INFORMATION GIVEN START

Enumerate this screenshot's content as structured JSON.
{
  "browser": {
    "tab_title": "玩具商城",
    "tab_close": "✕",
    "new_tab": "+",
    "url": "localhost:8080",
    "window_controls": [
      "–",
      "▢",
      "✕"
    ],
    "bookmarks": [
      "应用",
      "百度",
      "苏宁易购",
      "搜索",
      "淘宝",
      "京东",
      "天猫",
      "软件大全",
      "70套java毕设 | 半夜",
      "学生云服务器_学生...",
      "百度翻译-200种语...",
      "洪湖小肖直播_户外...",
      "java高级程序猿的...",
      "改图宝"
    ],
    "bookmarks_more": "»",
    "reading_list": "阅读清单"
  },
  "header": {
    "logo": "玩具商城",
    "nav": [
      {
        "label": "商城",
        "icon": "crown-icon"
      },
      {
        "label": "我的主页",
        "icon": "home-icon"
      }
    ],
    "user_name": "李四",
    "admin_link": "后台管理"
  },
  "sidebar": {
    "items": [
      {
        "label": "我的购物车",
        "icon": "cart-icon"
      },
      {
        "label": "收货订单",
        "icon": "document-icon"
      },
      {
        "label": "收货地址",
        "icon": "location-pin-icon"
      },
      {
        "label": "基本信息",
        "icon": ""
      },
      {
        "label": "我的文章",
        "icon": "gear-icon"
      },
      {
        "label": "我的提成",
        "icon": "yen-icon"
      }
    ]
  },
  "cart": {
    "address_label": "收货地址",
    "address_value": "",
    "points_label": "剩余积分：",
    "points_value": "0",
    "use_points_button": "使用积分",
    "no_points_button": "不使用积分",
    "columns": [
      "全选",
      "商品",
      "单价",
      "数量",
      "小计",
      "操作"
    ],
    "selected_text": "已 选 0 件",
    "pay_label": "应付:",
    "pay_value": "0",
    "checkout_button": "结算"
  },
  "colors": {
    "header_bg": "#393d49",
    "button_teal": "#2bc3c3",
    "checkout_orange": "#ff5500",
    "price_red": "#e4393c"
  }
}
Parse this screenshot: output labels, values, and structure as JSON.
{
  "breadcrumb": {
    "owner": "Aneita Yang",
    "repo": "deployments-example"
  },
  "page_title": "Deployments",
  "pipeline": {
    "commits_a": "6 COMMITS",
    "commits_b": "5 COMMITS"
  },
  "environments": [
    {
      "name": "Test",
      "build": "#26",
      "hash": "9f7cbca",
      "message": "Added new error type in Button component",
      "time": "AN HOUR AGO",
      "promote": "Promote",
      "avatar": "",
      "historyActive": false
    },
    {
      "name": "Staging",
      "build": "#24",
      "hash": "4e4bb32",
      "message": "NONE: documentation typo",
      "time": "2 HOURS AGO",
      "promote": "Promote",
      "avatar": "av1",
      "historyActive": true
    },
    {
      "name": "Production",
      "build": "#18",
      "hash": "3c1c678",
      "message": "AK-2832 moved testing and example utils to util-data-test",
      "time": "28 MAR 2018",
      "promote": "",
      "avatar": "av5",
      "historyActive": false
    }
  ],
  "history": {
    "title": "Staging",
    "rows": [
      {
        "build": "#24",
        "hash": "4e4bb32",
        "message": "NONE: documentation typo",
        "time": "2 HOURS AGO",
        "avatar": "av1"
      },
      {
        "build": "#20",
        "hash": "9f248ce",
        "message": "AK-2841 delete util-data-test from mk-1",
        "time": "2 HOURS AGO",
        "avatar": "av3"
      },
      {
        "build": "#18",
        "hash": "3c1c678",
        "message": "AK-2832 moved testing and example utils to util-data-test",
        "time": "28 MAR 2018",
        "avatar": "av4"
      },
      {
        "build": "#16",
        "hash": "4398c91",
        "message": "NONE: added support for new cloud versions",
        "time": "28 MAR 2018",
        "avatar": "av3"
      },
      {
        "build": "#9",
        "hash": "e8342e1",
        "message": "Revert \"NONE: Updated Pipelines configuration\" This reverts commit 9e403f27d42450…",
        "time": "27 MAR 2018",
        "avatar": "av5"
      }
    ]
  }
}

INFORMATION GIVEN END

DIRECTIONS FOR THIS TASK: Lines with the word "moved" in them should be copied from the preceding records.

WRITTEN SOLUTION:
      "message": "AK-2832 moved testing and example utils to util-data-test",
        "message": "AK-2832 moved testing and example utils to util-data-test",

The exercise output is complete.